Financial firms should screen for negative news about their prospective clients as part of a comprehensive due diligence review
The process of screening for negative news stories about customers to assess the financial crime risk they pose should be effective and efficient, risk-based, and tailored to legal and regulatory requirements in the jurisdiction in which an institution operates, a bank-industry anti-money laundering (AML) group in its latest guidance report.
The paper from the Wolfsberg Group of 13 major international banks comes as many financial institutions are struggling with how to address customers in Russia who have not yet been sanctioned but might be targeted by the US government and its allies due to their ties to Russian government.
In its paper, presented as a series of Frequently Asked Questions (FAQs), the Wolfsberg Group states: “While there remain some limitations and challenges pertaining to broad media searches, negative news screening can be a valuable mechanism which enables financial institutions to have a better understanding of who they are doing business with and the risks to which a financial institution is exposed.” The Wolfsberg Group works to develop frameworks and guidance for financial institutions to manage financial crime risk.
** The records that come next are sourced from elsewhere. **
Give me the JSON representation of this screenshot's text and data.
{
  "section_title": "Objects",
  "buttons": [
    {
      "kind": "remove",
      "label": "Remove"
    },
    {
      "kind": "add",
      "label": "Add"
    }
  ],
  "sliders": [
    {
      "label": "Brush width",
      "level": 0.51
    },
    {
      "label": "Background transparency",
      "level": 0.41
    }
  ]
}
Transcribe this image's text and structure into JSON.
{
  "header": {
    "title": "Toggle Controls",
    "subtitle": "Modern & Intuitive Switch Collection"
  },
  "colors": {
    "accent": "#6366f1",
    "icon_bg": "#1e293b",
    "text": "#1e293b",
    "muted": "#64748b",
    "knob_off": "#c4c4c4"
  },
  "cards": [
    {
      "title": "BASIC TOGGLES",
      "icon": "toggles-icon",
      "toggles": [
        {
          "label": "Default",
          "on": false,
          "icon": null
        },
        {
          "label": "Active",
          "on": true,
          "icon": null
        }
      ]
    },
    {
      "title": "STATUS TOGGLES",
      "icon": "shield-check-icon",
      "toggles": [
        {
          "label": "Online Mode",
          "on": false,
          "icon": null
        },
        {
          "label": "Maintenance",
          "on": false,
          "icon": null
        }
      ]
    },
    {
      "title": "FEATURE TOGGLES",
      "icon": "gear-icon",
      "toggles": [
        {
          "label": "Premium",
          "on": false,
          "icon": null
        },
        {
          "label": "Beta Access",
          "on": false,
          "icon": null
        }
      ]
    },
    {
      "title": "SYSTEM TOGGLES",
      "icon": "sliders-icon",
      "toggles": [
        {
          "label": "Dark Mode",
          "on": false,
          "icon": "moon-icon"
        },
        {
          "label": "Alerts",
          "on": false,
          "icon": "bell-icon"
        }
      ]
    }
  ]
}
Negative news or “adverse media” is a cornerstone of customer due diligence. It may seem straightforward in concept, but when AML professionals try to put it into practice, “it can bury you with mountains of irrelevant hits that need to be investigated,” said one expert familiar with the Wolfberg paper, adding that this makes proper design of the process vital.
The paper was not specifically designed to tie in with an effort by the US Treasury Department and the global AML-standard-setting Financial Action Task Force (FATF) to increase the effectiveness of AML programs, the source explained. However, negative news screening can be an important component. “If done incorrectly, it can be a massively inefficient process,” the source said.
The Wolfsberg paper says, “there is no single, universally agreed approach to negative news screening, therefore the Wolfsberg Group has developed this guidance to assist financial institutions in establishing their negative news screening framework in support of financial crime risk management.”
Negative news screening allows financial institutions to apply a range of public information, data, and analysis to help determine the risk profile of a customer. This can help the institution understand the financial crime and reputational risks posed by a business relationship so that those customers and the relationships can be managed.
The value of conducting negative news screening “is correlated to the availability of information and the credibility of the media source in the public domain,” the paper states, noting that some customer types such as high-net-worth individuals, politically exposed persons, big corporations, and financial institutions are more likely to have a high public profile, and therefore, would be expected to be subjected to a higher degree of media scrutiny. “In these situations, the performance of broad-based… negative news screening may be appropriate on a risk-sensitive basis,” the paper states.
Conversely, an ordinary retail customer will likely have a lower public profile and therefore much less media scrutiny, the paper adds. “In this instance, more targeted searches of structured news and media sources might be more appropriate to ensure an effective use of resources. It may also be appropriate not to conduct negative news screening; a financial institution would not be expected to devote resources to negative news screening where the added value is negligible or disproportionate to its financial crime risks.”
Financial institutions should consider assessing the sources monitored in negative news screening, in part to avoid “fake news” or “disinformation,” the paper notes, adding that when an institution uses an external party or vendor to supply a pipeline of media sources or content, “it is recommended that the financial institution understands the evaluation of reliability performed by the vendor and the controls they have in place to mitigate the risk of unreliable sources influencing the screening process.”
The paper goes on to say that “international news agencies and national newspapers which report on a broad spectrum of global and national events usually provide accurate and higher quality reporting” and that the “credibility of the content is in general higher when subject to editorial oversight.”
Ensuring screening solution is suitable
Financial institutions might want to consider a number of factors when evaluating a negative-news screening solution to ensure that it is suitable, or “fit-for-purpose”, the paper states. These include:
- Coverage — robustness of the database content and scope of monitored media sources (Financial institutions should have sufficient media coverage in the markets in which they operate or where their customer base is located.)
- Data — completeness, integrity, and timeliness of negative news information (Consideration should be given to negative news screening accuracy and completeness, and levels of alert duplication if the same adverse data is found in multiple data sources.)
- Matching — effectiveness of name matching, and false positive/alerts hit rate
- Archive — accessibility of media articles which are archived or no longer available in open sources
- Translation — capability to provide news or events translated into the language of financial institutions’ operations
- Scalability — ability to define search parameters, search depth, and result filtering
- Reporting — availability of relevant dashboards and performance metrics
- Traceability — the recording and capability to review all internal screening events, configurations, and other logic applied to generate a match
- Data sharing — consideration of local data-sharing requirements when utilizing external or shared solutions, especially where external tools and teams are used to perform screening or adjudication on financial institutions’ behalf
The implementation of negative news screening is part of the overall set of financial crime compliance controls, and the risk appetite of the financial institution is at the center of the approach taken, the paper states.
“Given the potential scale of negative news screening, periodic effectiveness and efficiency testing will be essential to refining the approach taken by financial institutions to ensure negative news screening is optimized and adds value.”